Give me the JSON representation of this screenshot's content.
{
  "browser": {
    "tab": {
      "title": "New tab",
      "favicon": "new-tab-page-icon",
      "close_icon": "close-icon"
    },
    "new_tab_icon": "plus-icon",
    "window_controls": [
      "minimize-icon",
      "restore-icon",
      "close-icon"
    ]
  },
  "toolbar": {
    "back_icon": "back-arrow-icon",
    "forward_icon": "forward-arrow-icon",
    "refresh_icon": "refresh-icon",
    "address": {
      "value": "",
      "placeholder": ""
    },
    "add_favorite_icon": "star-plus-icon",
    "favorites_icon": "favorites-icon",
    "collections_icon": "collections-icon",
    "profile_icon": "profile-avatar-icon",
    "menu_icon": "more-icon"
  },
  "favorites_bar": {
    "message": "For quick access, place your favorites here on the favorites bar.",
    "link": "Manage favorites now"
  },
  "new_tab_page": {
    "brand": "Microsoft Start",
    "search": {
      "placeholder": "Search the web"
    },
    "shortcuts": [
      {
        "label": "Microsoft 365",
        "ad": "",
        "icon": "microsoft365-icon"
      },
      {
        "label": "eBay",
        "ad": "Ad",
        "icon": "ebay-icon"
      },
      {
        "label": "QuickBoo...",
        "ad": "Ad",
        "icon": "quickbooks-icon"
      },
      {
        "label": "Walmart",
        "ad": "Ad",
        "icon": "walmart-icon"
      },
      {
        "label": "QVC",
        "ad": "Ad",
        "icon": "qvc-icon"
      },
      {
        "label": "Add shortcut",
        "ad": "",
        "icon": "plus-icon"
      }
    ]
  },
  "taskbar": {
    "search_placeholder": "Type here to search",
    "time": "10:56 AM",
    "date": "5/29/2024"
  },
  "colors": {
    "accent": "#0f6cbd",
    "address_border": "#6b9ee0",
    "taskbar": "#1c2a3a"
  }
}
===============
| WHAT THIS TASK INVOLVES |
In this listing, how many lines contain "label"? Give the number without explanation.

| FINISHED TASK |
6